It’s been almost a month since Hurricane Maria tore through Puerto Rico and the majority of the island still doesn’t have power.
About 84% of the island is without electricity, critical structures like hospitals are relying on gas- and diesel-powered generators to remain operational, and the prognosis looks bleak for most residents. It could be another six months before parts of the island regain power.
It’s a dire situation that should inspire the federal government to seriously pursue the construction of microgrids — which has been pitched as the best solution to Puerto Rico’s long-standing energy issues before the hurricane even struck, Brandon Hurlbut, the chief of staff for the Department of Energy under President Barack Obama, said in an interview.
Microgrids use batteries to store renewable energy generated by solar or wind farms, which is then converted into electricity. The systems are more reliable because they can operate independently of the main power grid, making them less vulnerable to power outages.
It’s a system that has been popularized by Tesla, which has deployed battery and solar projects in 18 countries, from Australia to the USA. Tesla CEO Elon Musk is now in talks with Puerto Rico Governor Ricardo Rossello about constructing microgrids on the island using solar panels and commercial batteries called Powerpacks.
“I really would just like to see them use this opportunity,” Hurlbut said. “Puerto Rico could be a real shining example of a modern electricity system.”
‘The least innovative utility’
Hurlbut is no stranger to the issues plaguing Puerto Rico’s electrical system.
He served as an energy representative for President Barack Obama’s Puerto Rico Task Force, which was tasked with restructuring Puerto Rico’s $72 billion in debt. That task force ultimately composed Promesa, a bill signed into law by Congress in 2016 that put the island’s finances under direct federal control, similar to what occurred when Detroit filed for bankruptcy.

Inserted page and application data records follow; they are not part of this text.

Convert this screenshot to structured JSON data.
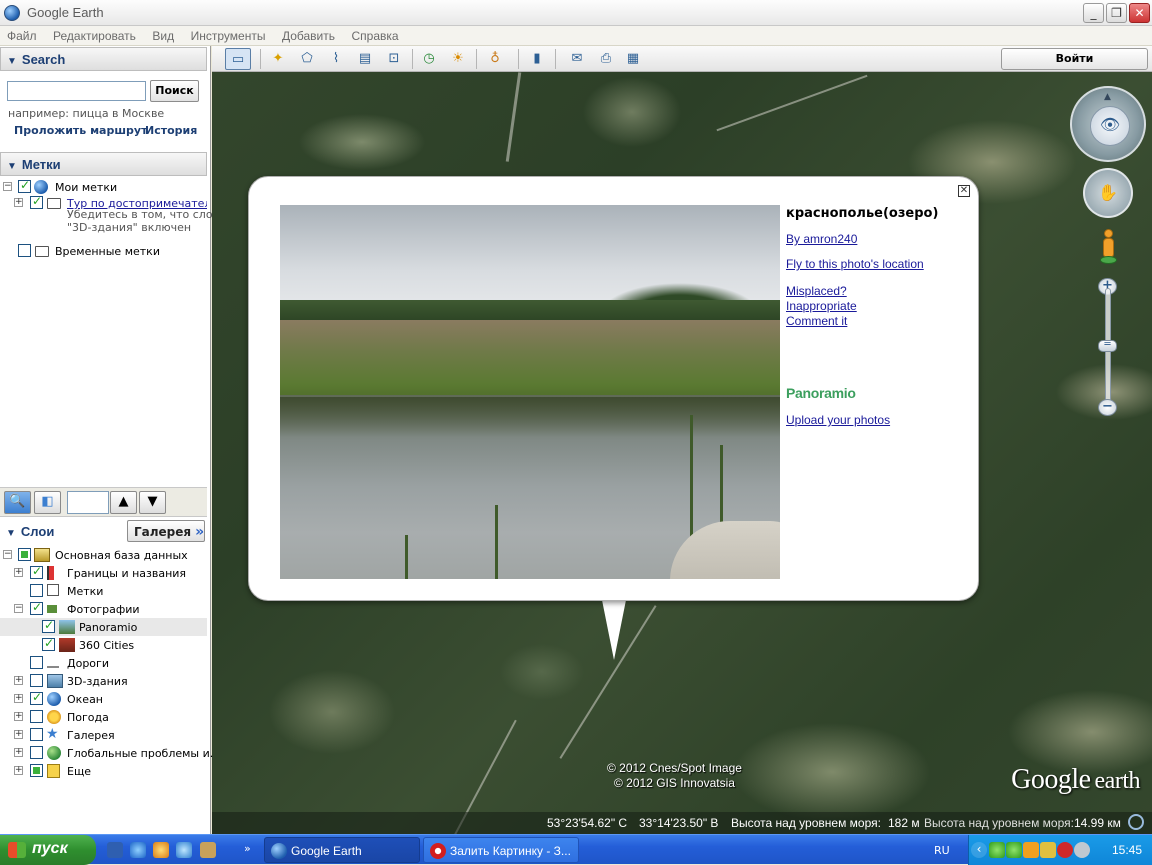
{
  "window": {
    "title": "Google Earth",
    "minimize": "_",
    "maximize": "❐",
    "close": "✕"
  },
  "menu": [
    "Файл",
    "Редактировать",
    "Вид",
    "Инструменты",
    "Добавить",
    "Справка"
  ],
  "search": {
    "header": "Search",
    "value": "",
    "button": "Поиск",
    "hint": "например: пицца в Москве",
    "route_link": "Проложить маршрут",
    "history_link": "История"
  },
  "places": {
    "header": "Метки",
    "items": [
      {
        "label": "Мои метки"
      },
      {
        "label": "Тур по достопримечательностям",
        "note1": "Убедитесь в том, что слой",
        "note2": "\"3D-здания\" включен"
      },
      {
        "label": "Временные метки"
      }
    ]
  },
  "layers": {
    "header": "Слои",
    "gallery_button": "Галерея",
    "items": [
      {
        "label": "Основная база данных"
      },
      {
        "label": "Границы и названия"
      },
      {
        "label": "Метки"
      },
      {
        "label": "Фотографии"
      },
      {
        "label": "Panoramio"
      },
      {
        "label": "360 Cities"
      },
      {
        "label": "Дороги"
      },
      {
        "label": "3D-здания"
      },
      {
        "label": "Океан"
      },
      {
        "label": "Погода"
      },
      {
        "label": "Галерея"
      },
      {
        "label": "Глобальные проблемы и..."
      },
      {
        "label": "Еще"
      }
    ]
  },
  "toolbar": {
    "login": "Войти"
  },
  "balloon": {
    "title": "краснополье(озеро)",
    "author": "By amron240",
    "fly_to": "Fly to this photo's location",
    "misplaced": "Misplaced?",
    "inappropriate": "Inappropriate",
    "comment": "Comment it",
    "logo": "Panoramio",
    "upload": "Upload your photos",
    "close": "✕"
  },
  "map": {
    "credit1": "© 2012 Cnes/Spot Image",
    "credit2": "© 2012 GIS Innovatsia",
    "logo_google": "Google",
    "logo_earth": "earth",
    "lat": "53°23'54.62\" С",
    "lon": "33°14'23.50\" В",
    "elev_label": "Высота над уровнем моря:",
    "elev_value": "182 м",
    "eye_label": "Высота над уровнем моря:",
    "eye_value": "14.99 км"
  },
  "taskbar": {
    "start": "пуск",
    "tasks": [
      "Google Earth",
      "Залить Картинку - З..."
    ],
    "lang": "RU",
    "clock": "15:45"
  }
}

As Hurlbut puts it, the issues plaguing Puerto Rico’s electric company, PREPA, are symptomatic of the Commonwealth’s debt crisis. PREPA was insolvent before the hurricane even hit, with $9 billion in debt.

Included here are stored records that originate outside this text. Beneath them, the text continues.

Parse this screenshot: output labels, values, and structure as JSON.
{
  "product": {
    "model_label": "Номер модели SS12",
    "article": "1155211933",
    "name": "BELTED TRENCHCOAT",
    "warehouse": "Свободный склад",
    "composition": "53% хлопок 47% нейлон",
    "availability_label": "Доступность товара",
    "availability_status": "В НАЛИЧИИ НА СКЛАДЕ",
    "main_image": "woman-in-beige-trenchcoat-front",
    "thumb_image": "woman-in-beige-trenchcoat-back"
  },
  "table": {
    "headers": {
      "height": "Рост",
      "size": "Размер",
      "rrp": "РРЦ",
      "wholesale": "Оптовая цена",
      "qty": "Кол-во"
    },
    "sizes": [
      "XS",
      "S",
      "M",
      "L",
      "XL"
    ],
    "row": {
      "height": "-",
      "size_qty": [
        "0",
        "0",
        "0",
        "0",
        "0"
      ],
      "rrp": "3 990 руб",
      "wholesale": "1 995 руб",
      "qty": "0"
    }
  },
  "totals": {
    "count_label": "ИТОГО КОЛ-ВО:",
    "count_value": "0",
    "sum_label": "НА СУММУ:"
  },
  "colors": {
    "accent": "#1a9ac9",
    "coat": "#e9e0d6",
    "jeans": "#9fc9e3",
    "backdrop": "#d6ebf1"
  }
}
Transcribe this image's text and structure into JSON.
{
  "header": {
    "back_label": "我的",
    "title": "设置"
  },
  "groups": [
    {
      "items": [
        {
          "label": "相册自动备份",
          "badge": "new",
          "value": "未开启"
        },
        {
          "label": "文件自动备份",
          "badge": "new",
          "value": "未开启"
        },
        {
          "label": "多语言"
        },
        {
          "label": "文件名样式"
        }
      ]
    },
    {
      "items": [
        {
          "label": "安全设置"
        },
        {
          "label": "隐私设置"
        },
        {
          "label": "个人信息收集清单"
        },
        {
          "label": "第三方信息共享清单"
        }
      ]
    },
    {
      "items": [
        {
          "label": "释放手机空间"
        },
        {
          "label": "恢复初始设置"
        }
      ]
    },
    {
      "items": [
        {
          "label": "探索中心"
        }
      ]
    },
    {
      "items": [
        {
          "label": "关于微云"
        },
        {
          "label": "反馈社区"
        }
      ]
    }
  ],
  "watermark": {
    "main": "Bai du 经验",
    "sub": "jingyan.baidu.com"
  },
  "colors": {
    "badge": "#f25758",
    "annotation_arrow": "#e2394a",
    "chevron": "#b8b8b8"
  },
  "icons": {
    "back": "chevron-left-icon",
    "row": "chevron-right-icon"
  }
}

PREPA has long passed up opportunities to modernize its aging electrical infrastructure, saying it didn’t have the funds. But the utility has also been mired in corruption allegations, including that it overcharged consumers for oil.

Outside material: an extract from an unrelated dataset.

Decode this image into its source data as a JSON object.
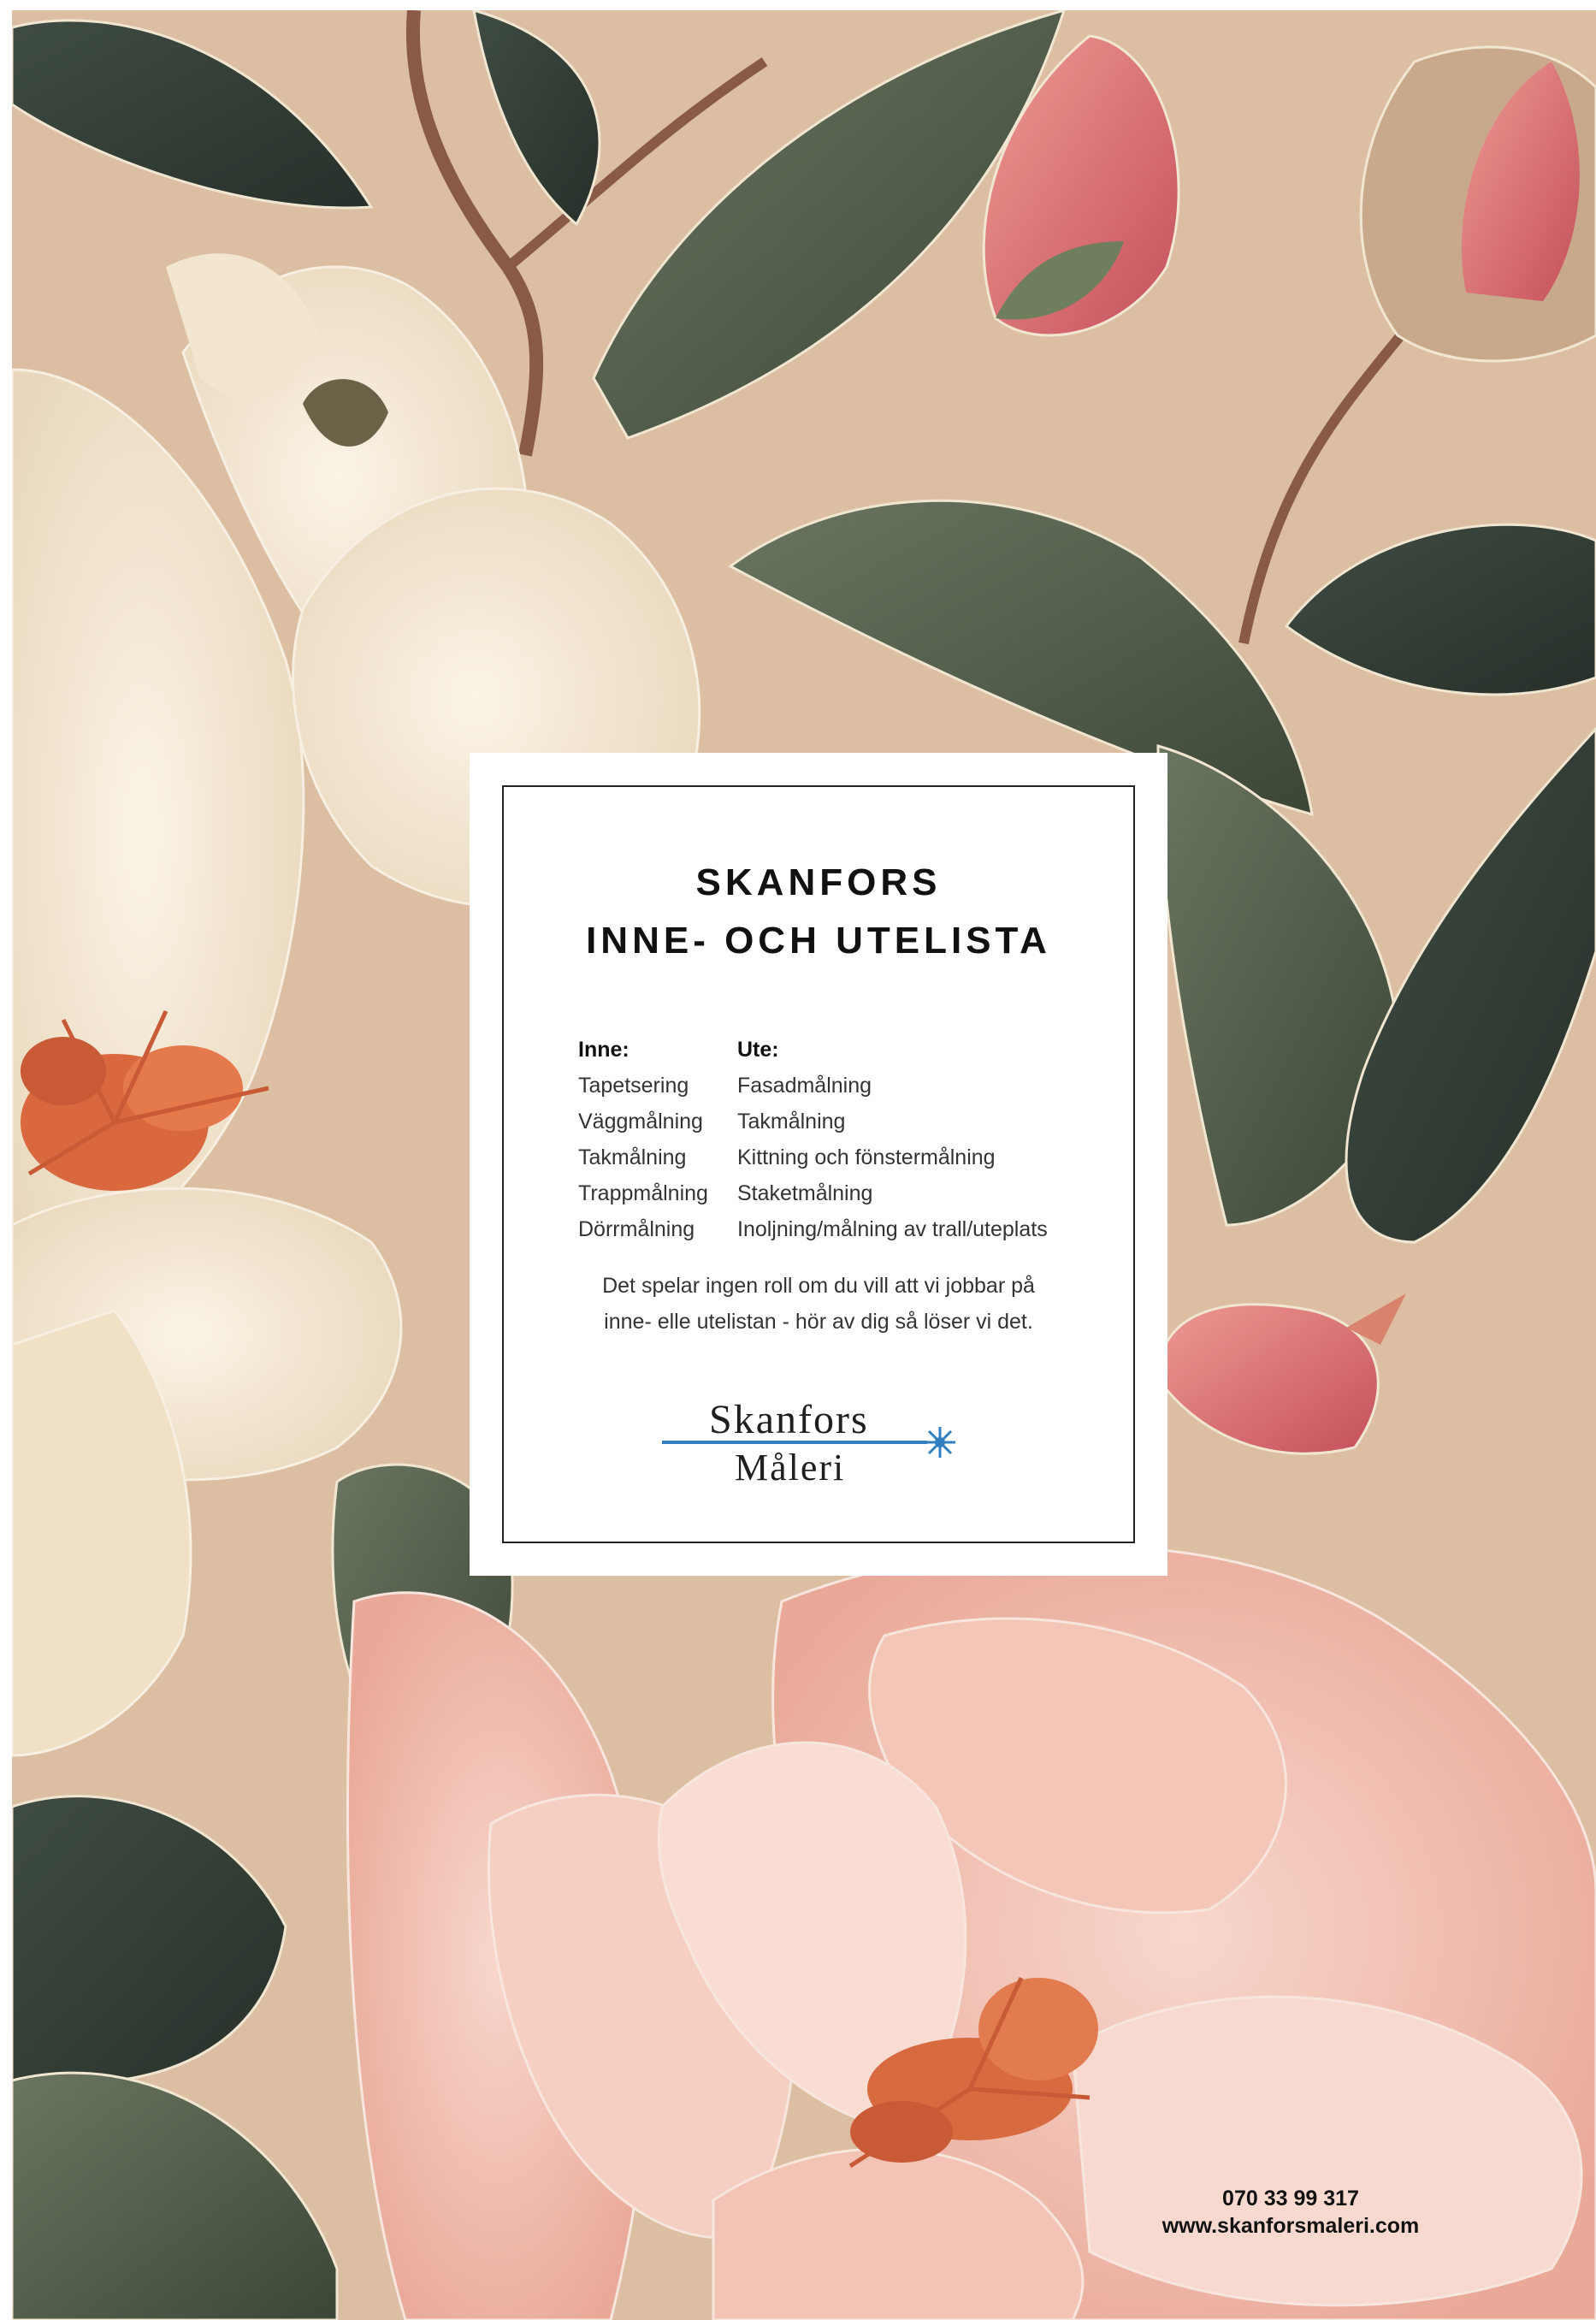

Puerto Ricans have felt the ramifications of PREPA’s financial choices; residents have paid astronomically high utility bills only to suffer through power outages that are four times more frequent than the rest of the US on average.
“They were the least innovative utility I had ever seen in my life,” Hurlbut said. “When I was at the DOE, 70% of their electricity was generated by importing oil. That was down to about 50% recently. But still, that’s absurd.”
The task force encouraged the local government to impose regulations on PREPA and encourage a transition to renewable energy. The move would decrease Puerto Rico’s reliance on an aging, oil-dependent power grid. In return, Puerto Ricans would have more reliable electricity at cheaper rates.
Hurlbut said the hope was to replicate the DOE’s Integrated Deployment project in Hawaii, which has helped utilities implement microgrids with the ultimate goal of drawing 100% of their electricity from renewable energy by 2045.
Tesla has played a role in aiding Hawaii’s green energy transition. The company partnered with the Kauai Island Utility Cooperative and installed a microgrid in March that is expected to reduce fossil fuel use by approximately 1.6 million gallons per year.
“We wanted to do that with Puerto Rico but there are certain things that have to happen,” Hurlbut said. “If you can’t regulate the utility then you have no leverage to help them make this transition.”
The power of Elon Musk
Under Promesa, the federal government finally has the leverage over the local government to encourage a transition to renewables, particularly in the wake of Hurricane Maria.
Such a solution wouldn’t just benefit Puerto Rico in the long run, but could help restore power at a much faster rate, Hurlbut said. Tesla set up a massive battery storage system in Mira Loma in just 88 days; it’s scheduled to construct an even bigger system in South Australia in 100 days.
“You could do it now because the federal government has so much leverage right now,” Hurlbut said. “Puerto Rico needs the federal government not only for the storm but for its general finances.”
Hurlbut said he would like to see the federal government use resources at the Department of Energy to pursue a clean energy solution, but acknowledges it’s unlikely. EPA Chief Scott Pruitt officially reversed Obama’s Clean Power Plan this week.
But Musk appears to have the unique ability to cut through the red tape and pursue a microgrid solution, which seems like the best bet.
Rossello spoke with Musk just one day after the Tesla CEO said microgrids could solve Puerto Rico’s electric crisis. That kind of public sway shouldn’t be overlooked.
At a time where Washington seems unwilling to consider alternative solutions, Tesla could be the best bet for executing a clean energy solution that officials have long said is necessary.
“If you really pulled together enough resources and make it a priority, they could do this right,” Hurlbut said.